Posted in: Disc Reviews by William O'Donnell on March 9th, 2012
It has not been over 40 years since the inception of the band Queen, but it and its members Freddie Mercury, Brian May, Roger Taylor, and John Deacon, continue to be one of the most popular bands in the world, despite losing lead singer Mercury to AIDS some 20-odd years ago and not creating new material since then. This documentary tells their story in two episodes, spanning nearly 4 hours.
Narrated mostly through a small group of new and old interviews with the band and their friends, both episodes chronicle the band album by album. Fans will already know the history of each album inside and out, but it is still engaging to see their creative energies bouncing off of each other, and drawing in thousands of fans at each concert.
Based on the way each member of Queen describes their efforts, they are mostly concerned about the measure of their success.
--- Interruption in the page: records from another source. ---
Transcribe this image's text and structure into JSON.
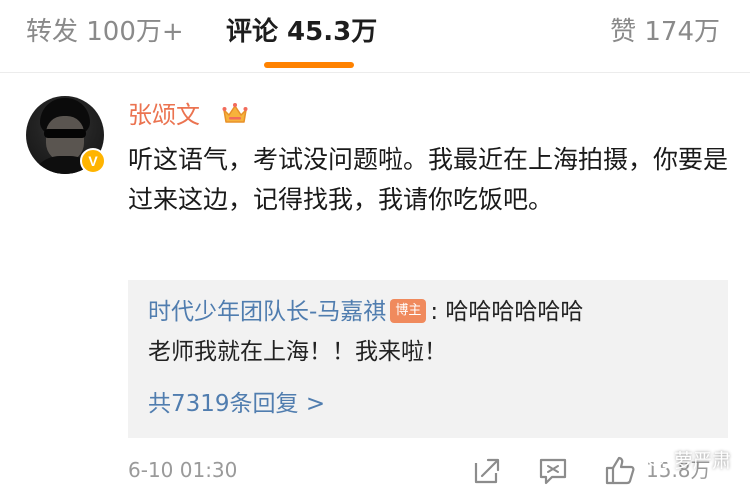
{
  "tabs": {
    "repost": "转发 100万+",
    "comment": "评论 45.3万",
    "like": "赞 174万"
  },
  "comment": {
    "username": "张颂文",
    "text": "听这语气，考试没问题啦。我最近在上海拍摄，你要是过来这边，记得找我，我请你吃饭吧。",
    "timestamp": "6-10 01:30",
    "like_count": "15.8万"
  },
  "reply": {
    "author": "时代少年团队长-马嘉祺",
    "badge": "博主",
    "colon": ":",
    "text_line1": "哈哈哈哈哈哈",
    "text_line2": "老师我就在上海！！我来啦！",
    "count_text": "共7319条回复 >"
  },
  "watermark": {
    "text": "萝严肃"
  },
  "colors": {
    "accent_orange": "#ff8200",
    "username": "#eb7350",
    "link_blue": "#507daf",
    "reply_bg": "#f2f2f2"
  },
  "icons": {
    "verified": "verified-v-badge",
    "crown": "crown-icon",
    "share": "share-icon",
    "comment": "comment-icon",
    "like": "thumbs-up-icon"
  }
}
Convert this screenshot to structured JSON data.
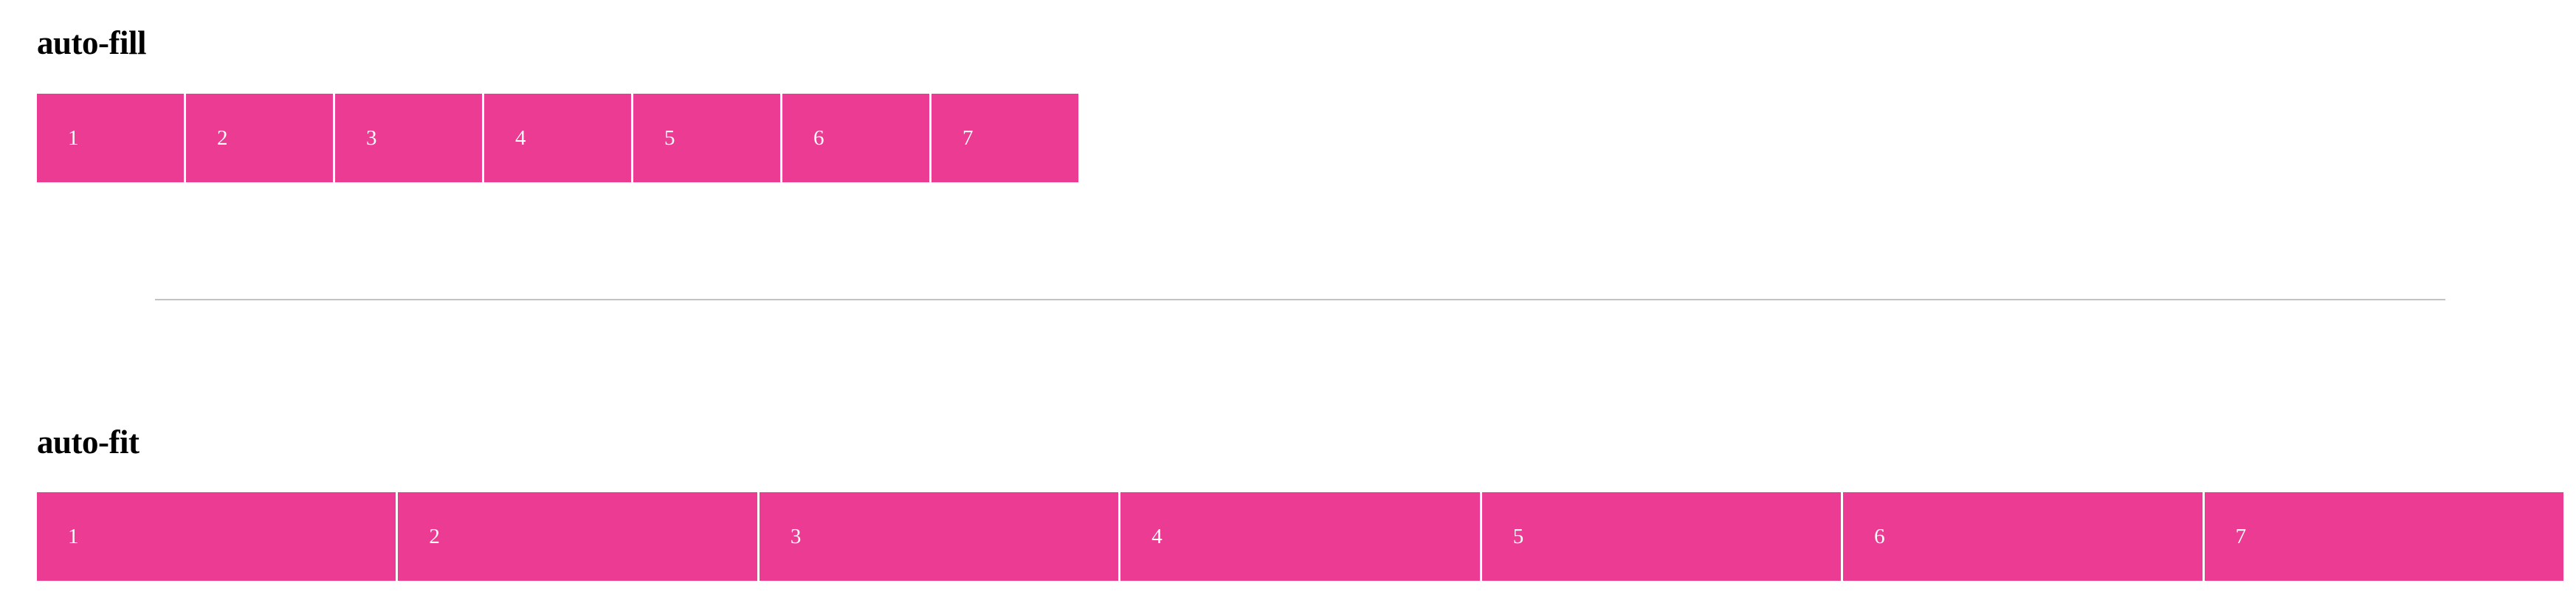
{
  "sections": {
    "fill": {
      "title": "auto-fill",
      "items": [
        "1",
        "2",
        "3",
        "4",
        "5",
        "6",
        "7"
      ]
    },
    "fit": {
      "title": "auto-fit",
      "items": [
        "1",
        "2",
        "3",
        "4",
        "5",
        "6",
        "7"
      ]
    }
  },
  "colors": {
    "cell_background": "#eb3b92",
    "cell_text": "#ffffff",
    "divider": "#c2c2c2"
  }
}
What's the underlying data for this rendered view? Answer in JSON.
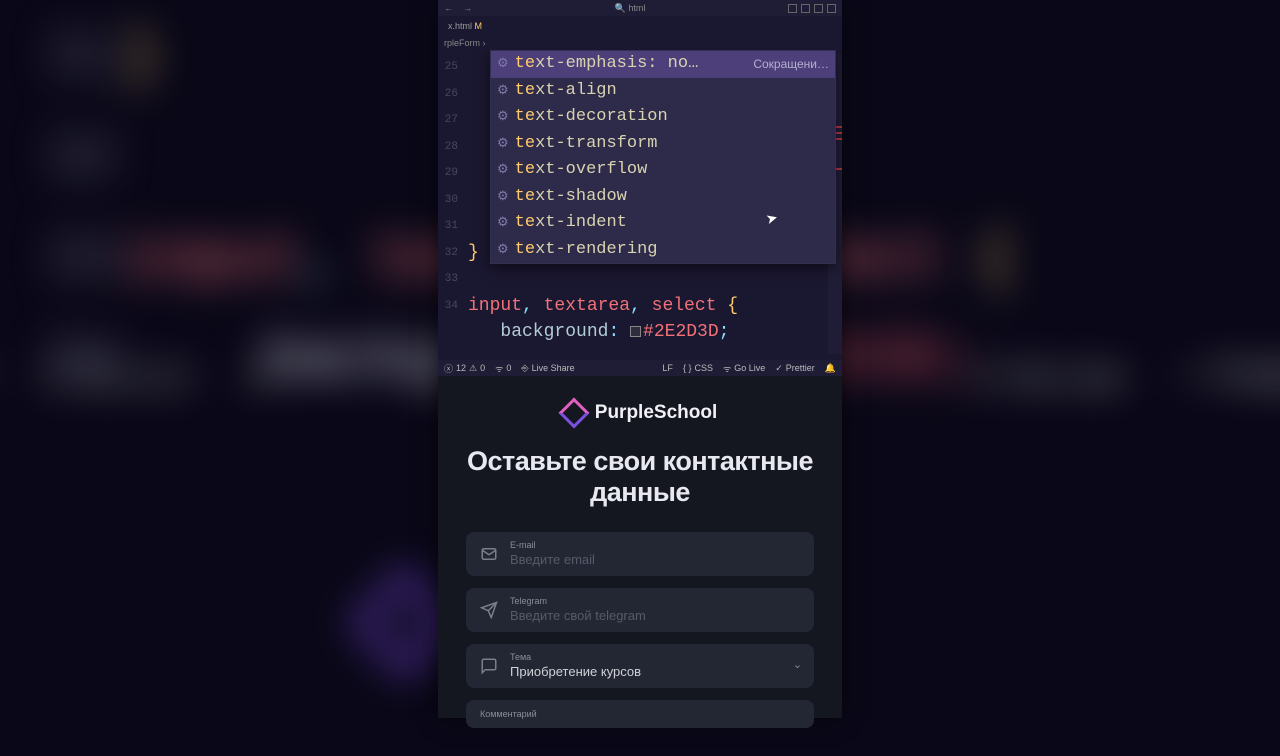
{
  "editor": {
    "topbar_search": "html",
    "tab": {
      "name": "x.html",
      "modified_marker": "M"
    },
    "breadcrumb": "rpleForm",
    "line_numbers": [
      "25",
      "26",
      "27",
      "28",
      "29",
      "30",
      "31",
      "32",
      "33",
      "34"
    ],
    "typed": "te",
    "code_tail": {
      "selector": "input, textarea, select {",
      "prop": "background",
      "hex": "#2E2D3D"
    },
    "autocomplete_hint": "Сокращени…",
    "autocomplete": [
      {
        "label": "text-emphasis: no…",
        "selected": true
      },
      {
        "label": "text-align"
      },
      {
        "label": "text-decoration"
      },
      {
        "label": "text-transform"
      },
      {
        "label": "text-overflow"
      },
      {
        "label": "text-shadow"
      },
      {
        "label": "text-indent"
      },
      {
        "label": "text-rendering"
      }
    ]
  },
  "statusbar": {
    "errors": "12",
    "warnings": "0",
    "ports": "0",
    "live_share": "Live Share",
    "eol": "LF",
    "lang": "CSS",
    "go_live": "Go Live",
    "prettier": "Prettier"
  },
  "bg_status": {
    "errors": "12",
    "warnings": "0",
    "go_live": "Go Live",
    "prettier": "Prettier"
  },
  "preview": {
    "brand": "PurpleSchool",
    "headline": "Оставьте свои контактные данные",
    "fields": {
      "email": {
        "label": "E-mail",
        "placeholder": "Введите email"
      },
      "telegram": {
        "label": "Telegram",
        "placeholder": "Введите свой telegram"
      },
      "topic": {
        "label": "Тема",
        "value": "Приобретение курсов"
      },
      "comment": {
        "label": "Комментарий"
      }
    }
  },
  "bg_code": {
    "l31_num": "31",
    "l31_brace": "}",
    "l32_num": "32",
    "l33_num": "33",
    "l33_sel": "input, textarea, select {",
    "l34_num": "34",
    "l34_prop": "background",
    "l34_hex": "#2E2D3D;"
  }
}
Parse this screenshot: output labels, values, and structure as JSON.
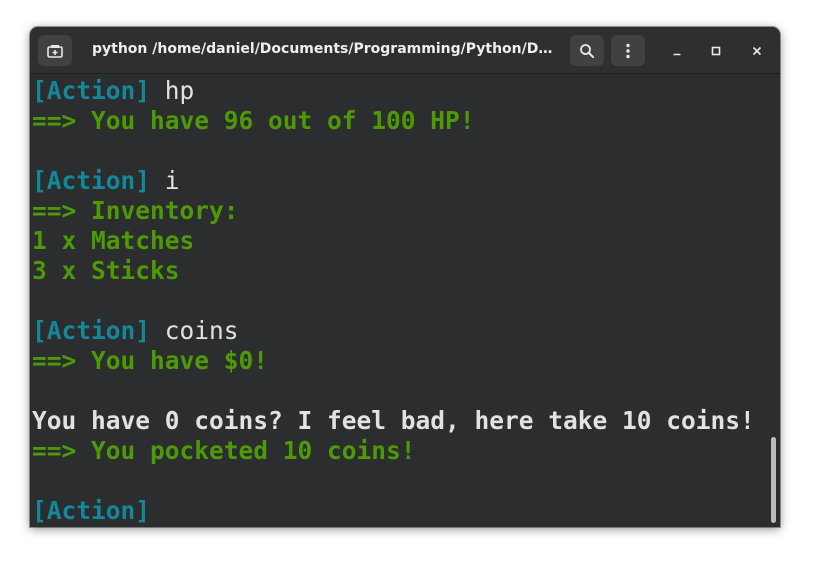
{
  "window": {
    "title": "python /home/daniel/Documents/Programming/Python/Dun..."
  },
  "icons": {
    "new_tab": "new-tab-icon",
    "search": "search-icon",
    "menu": "kebab-menu-icon",
    "minimize": "minimize-icon",
    "maximize": "maximize-icon",
    "close": "close-icon"
  },
  "colors": {
    "prompt": "#12889a",
    "output": "#4e9a06",
    "text": "#e2e2e2",
    "background": "#2b2d2e"
  },
  "terminal": {
    "lines": [
      {
        "prompt": "[Action]",
        "command": " hp"
      },
      {
        "output": "==> You have 96 out of 100 HP!"
      },
      {
        "output": "==> Inventory:"
      },
      {
        "output": "1 x Matches"
      },
      {
        "output": "3 x Sticks"
      },
      {
        "prompt": "[Action]",
        "command": " i"
      },
      {
        "prompt": "[Action]",
        "command": " coins"
      },
      {
        "output": "==> You have $0!"
      },
      {
        "message": "You have 0 coins? I feel bad, here take 10 coins!"
      },
      {
        "output": "==> You pocketed 10 coins!"
      },
      {
        "prompt": "[Action]"
      }
    ]
  }
}
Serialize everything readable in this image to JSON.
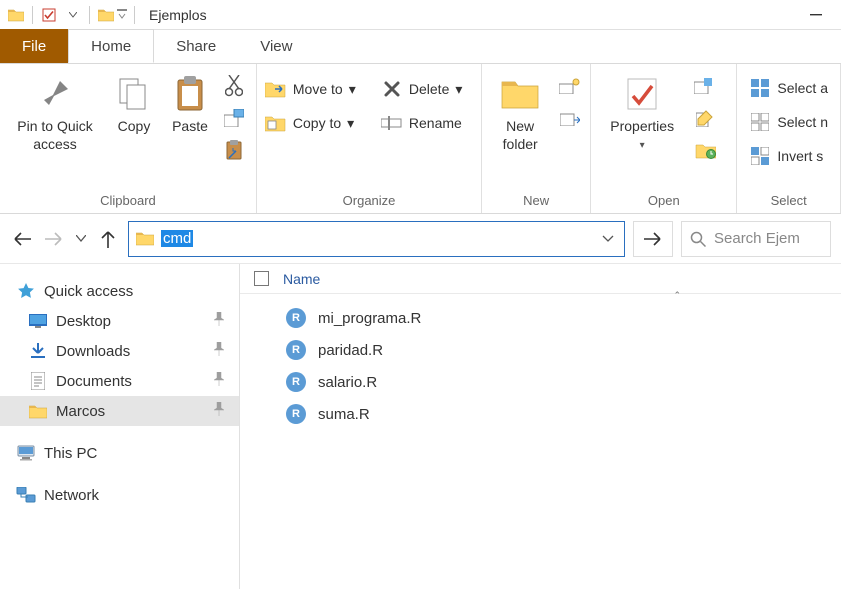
{
  "window": {
    "title": "Ejemplos"
  },
  "tabs": {
    "file": "File",
    "home": "Home",
    "share": "Share",
    "view": "View"
  },
  "ribbon": {
    "clipboard": {
      "label": "Clipboard",
      "pin": "Pin to Quick\naccess",
      "copy": "Copy",
      "paste": "Paste"
    },
    "organize": {
      "label": "Organize",
      "moveto": "Move to",
      "copyto": "Copy to",
      "delete": "Delete",
      "rename": "Rename"
    },
    "new": {
      "label": "New",
      "newfolder": "New\nfolder"
    },
    "open": {
      "label": "Open",
      "properties": "Properties"
    },
    "select": {
      "label": "Select",
      "all": "Select a",
      "none": "Select n",
      "invert": "Invert s"
    }
  },
  "address": {
    "text": "cmd"
  },
  "search": {
    "placeholder": "Search Ejem"
  },
  "sidebar": {
    "quick": "Quick access",
    "desktop": "Desktop",
    "downloads": "Downloads",
    "documents": "Documents",
    "marcos": "Marcos",
    "thispc": "This PC",
    "network": "Network"
  },
  "columns": {
    "name": "Name"
  },
  "files": [
    {
      "name": "mi_programa.R"
    },
    {
      "name": "paridad.R"
    },
    {
      "name": "salario.R"
    },
    {
      "name": "suma.R"
    }
  ]
}
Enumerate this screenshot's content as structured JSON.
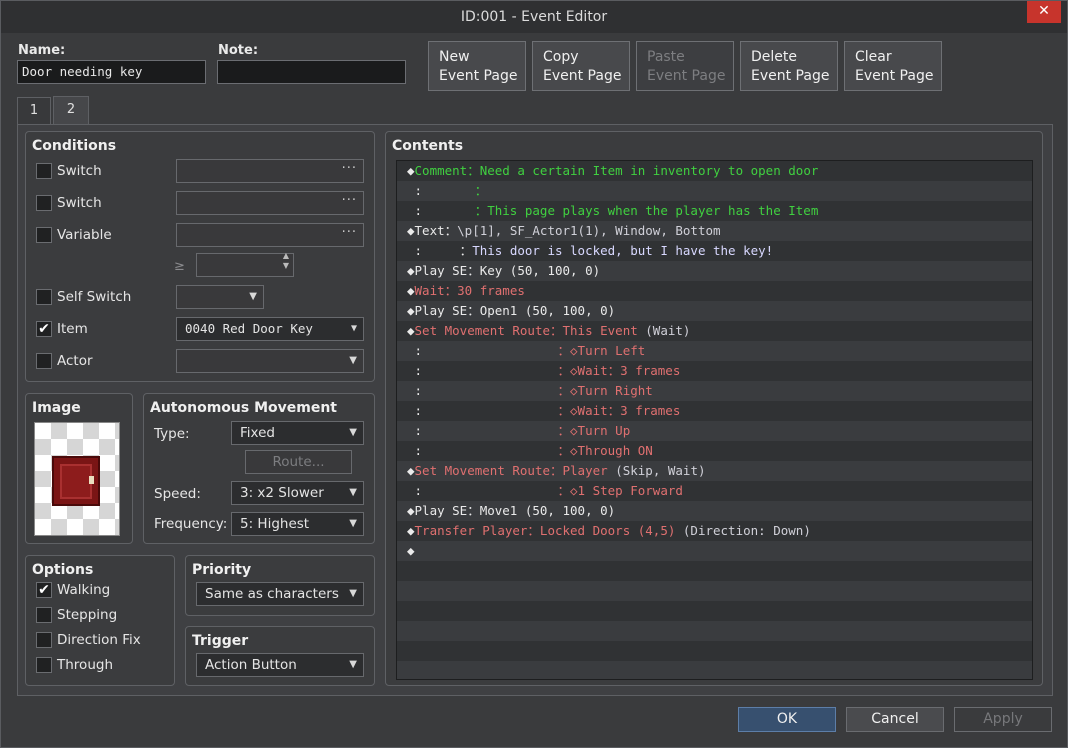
{
  "window": {
    "title": "ID:001 - Event Editor",
    "close_glyph": "✕"
  },
  "name": {
    "label": "Name:",
    "value": "Door needing key"
  },
  "note": {
    "label": "Note:",
    "value": ""
  },
  "page_buttons": [
    {
      "line1": "New",
      "line2": "Event Page",
      "enabled": true
    },
    {
      "line1": "Copy",
      "line2": "Event Page",
      "enabled": true
    },
    {
      "line1": "Paste",
      "line2": "Event Page",
      "enabled": false
    },
    {
      "line1": "Delete",
      "line2": "Event Page",
      "enabled": true
    },
    {
      "line1": "Clear",
      "line2": "Event Page",
      "enabled": true
    }
  ],
  "tabs": [
    {
      "label": "1"
    },
    {
      "label": "2",
      "active": true
    }
  ],
  "conditions": {
    "title": "Conditions",
    "switch1": {
      "label": "Switch",
      "checked": false,
      "value": "",
      "glyph": "···"
    },
    "switch2": {
      "label": "Switch",
      "checked": false,
      "value": "",
      "glyph": "···"
    },
    "variable": {
      "label": "Variable",
      "checked": false,
      "value": "",
      "glyph": "···",
      "ge": "≥",
      "number": ""
    },
    "self_switch": {
      "label": "Self Switch",
      "checked": false,
      "value": ""
    },
    "item": {
      "label": "Item",
      "checked": true,
      "value": "0040 Red Door Key"
    },
    "actor": {
      "label": "Actor",
      "checked": false,
      "value": ""
    }
  },
  "image": {
    "title": "Image"
  },
  "autonomous": {
    "title": "Autonomous Movement",
    "type_label": "Type:",
    "type_value": "Fixed",
    "route_label": "Route...",
    "speed_label": "Speed:",
    "speed_value": "3: x2 Slower",
    "frequency_label": "Frequency:",
    "frequency_value": "5: Highest"
  },
  "options": {
    "title": "Options",
    "items": [
      {
        "label": "Walking",
        "checked": true
      },
      {
        "label": "Stepping",
        "checked": false
      },
      {
        "label": "Direction Fix",
        "checked": false
      },
      {
        "label": "Through",
        "checked": false
      }
    ]
  },
  "priority": {
    "title": "Priority",
    "value": "Same as characters"
  },
  "trigger": {
    "title": "Trigger",
    "value": "Action Button"
  },
  "contents": {
    "title": "Contents",
    "lines": [
      [
        {
          "t": "◆",
          "c": "white"
        },
        {
          "t": "Comment：Need a certain Item in inventory to open door",
          "c": "green"
        }
      ],
      [
        {
          "t": " :       ",
          "c": "white"
        },
        {
          "t": "：",
          "c": "green"
        }
      ],
      [
        {
          "t": " :       ",
          "c": "white"
        },
        {
          "t": "：This page plays when the player has the Item",
          "c": "green"
        }
      ],
      [
        {
          "t": "◆Text：",
          "c": "white"
        },
        {
          "t": "\\p[1], SF_Actor1(1), Window, Bottom",
          "c": "lt"
        }
      ],
      [
        {
          "t": " :     ：",
          "c": "white"
        },
        {
          "t": "This door is locked, but I have the key!",
          "c": "blue"
        }
      ],
      [
        {
          "t": "◆Play SE：Key (50, 100, 0)",
          "c": "white"
        }
      ],
      [
        {
          "t": "◆",
          "c": "white"
        },
        {
          "t": "Wait：30 frames",
          "c": "red"
        }
      ],
      [
        {
          "t": "◆Play SE：Open1 (50, 100, 0)",
          "c": "white"
        }
      ],
      [
        {
          "t": "◆",
          "c": "white"
        },
        {
          "t": "Set Movement Route：This Event ",
          "c": "red"
        },
        {
          "t": "(Wait)",
          "c": "lt"
        }
      ],
      [
        {
          "t": " :                  ",
          "c": "white"
        },
        {
          "t": "：◇Turn Left",
          "c": "red"
        }
      ],
      [
        {
          "t": " :                  ",
          "c": "white"
        },
        {
          "t": "：◇",
          "c": "red"
        },
        {
          "t": "Wait：3 frames",
          "c": "red"
        }
      ],
      [
        {
          "t": " :                  ",
          "c": "white"
        },
        {
          "t": "：◇Turn Right",
          "c": "red"
        }
      ],
      [
        {
          "t": " :                  ",
          "c": "white"
        },
        {
          "t": "：◇",
          "c": "red"
        },
        {
          "t": "Wait：3 frames",
          "c": "red"
        }
      ],
      [
        {
          "t": " :                  ",
          "c": "white"
        },
        {
          "t": "：◇Turn Up",
          "c": "red"
        }
      ],
      [
        {
          "t": " :                  ",
          "c": "white"
        },
        {
          "t": "：◇Through ON",
          "c": "red"
        }
      ],
      [
        {
          "t": "◆",
          "c": "white"
        },
        {
          "t": "Set Movement Route：Player ",
          "c": "red"
        },
        {
          "t": "(Skip, Wait)",
          "c": "lt"
        }
      ],
      [
        {
          "t": " :                  ",
          "c": "white"
        },
        {
          "t": "：◇1 Step Forward",
          "c": "red"
        }
      ],
      [
        {
          "t": "◆Play SE：Move1 (50, 100, 0)",
          "c": "white"
        }
      ],
      [
        {
          "t": "◆",
          "c": "white"
        },
        {
          "t": "Transfer Player：Locked Doors (4,5) ",
          "c": "red"
        },
        {
          "t": "(Direction: Down)",
          "c": "lt"
        }
      ],
      [
        {
          "t": "◆",
          "c": "white"
        }
      ]
    ]
  },
  "footer": {
    "ok": "OK",
    "cancel": "Cancel",
    "apply": "Apply"
  }
}
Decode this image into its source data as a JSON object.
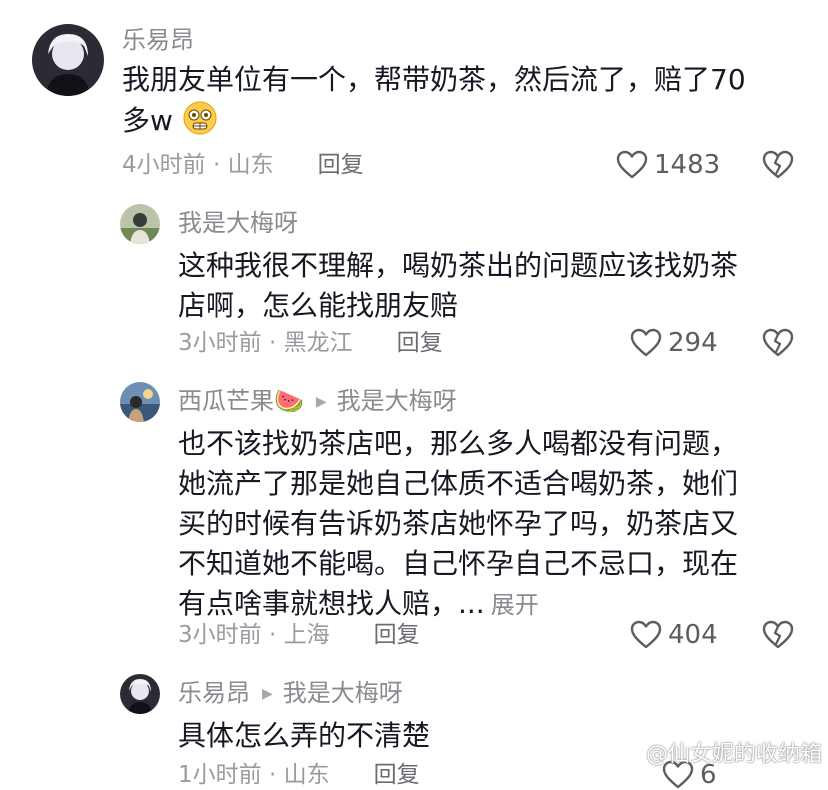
{
  "comments": [
    {
      "author": "乐易昂",
      "lines": [
        "我朋友单位有一个，帮带奶茶，然后流了，赔了70",
        "多w"
      ],
      "emoji": "flushed-emoji",
      "time_location": "4小时前 · 山东",
      "reply_label": "回复",
      "likes": "1483"
    },
    {
      "author": "我是大梅呀",
      "lines": [
        "这种我很不理解，喝奶茶出的问题应该找奶茶",
        "店啊，怎么能找朋友赔"
      ],
      "time_location": "3小时前 · 黑龙江",
      "reply_label": "回复",
      "likes": "294"
    },
    {
      "author": "西瓜芒果🍉",
      "reply_to": "我是大梅呀",
      "lines": [
        "也不该找奶茶店吧，那么多人喝都没有问题，",
        "她流产了那是她自己体质不适合喝奶茶，她们",
        "买的时候有告诉奶茶店她怀孕了吗，奶茶店又",
        "不知道她不能喝。自己怀孕自己不忌口，现在",
        "有点啥事就想找人赔，..."
      ],
      "expand_label": "展开",
      "time_location": "3小时前 · 上海",
      "reply_label": "回复",
      "likes": "404"
    },
    {
      "author": "乐易昂",
      "reply_to": "我是大梅呀",
      "lines": [
        "具体怎么弄的不清楚"
      ],
      "time_location": "1小时前 · 山东",
      "reply_label": "回复",
      "likes": "6"
    }
  ],
  "watermark": "@仙女妮的收纳箱",
  "icons": {
    "like": "heart-outline-icon",
    "dislike": "broken-heart-icon",
    "reply_arrow": "triangle-right-icon"
  },
  "colors": {
    "name": "#8a8b91",
    "body": "#161823",
    "meta": "#9a9ba0",
    "icon": "#5c5d63"
  }
}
These are extremely talented men who love the music they play, and they are not tortured souls in the very least. Even when Mercury is literally on his death bed, he maintains a positive attitude, cherishes every moment with his best friends/band mates, and continues to make music until he physically cannot stand long enough to perform…and even then, he slumped onto a piano on occasion to keep composing in the studio.
Along with profiling their albums, we are privy to samples from solo albums members of the band’s created. Fans will especially appreciate the many clips of unseen footage of Queen working in the studio, on tour, or on music video shoots.
This film will instigate smiles and tears from its audience. The latter, of course, having to do with the brave yet powerfully tragic death of Freddie Mercury as he succumbed to the AIDS virus. Mercury is forever an icon of flamboyant stadium rock, but also an example of the dark sides of a hedonistic lifestyle. His strength and charisma never left him and he can only be admired more for facing such a grim fate with so much positive energy.
Widescreen 1.33:1. The new footage is perfectly clear while, understandably, the older footage from the 70s and 80s has some grain to it. Even so, this entire film is delivered with the utmost clarity.
Linear PCM. A very well mixed soundtrack. Queen’s sound was and is always dynamic, and this Blu Ray does not let it down. The interviews are balanced despite varying ages and quality, and the music is as big as it needs to be.
Subtitles available in English, French, Spanish, Portugese, Italian & German
Additional Videos: We get 7 delightful music videos, but completists will notice that this is not their complete video collection. This is a shame as they would help make this the definitive Blu Ray purchase for fans, although it might be that thus far.
Additional Sequences: Composed just like the rest of the film so they could feasibly fit into the main feature seamlessly.
Bonus Interviews: Just like the “Additional Sequences,” these scenes could fit back into the film without changing the flow. These are interesting pieces of information and essential viewing for those who pick up this disc.
Confession time…how many out there hear the word “Queen” and think of the leader of a nation? Elizabeth perhaps? Okay…now who saw a stadium full of fans and a man with a large mustache prancing around an enormous stage before anything else? I thought so…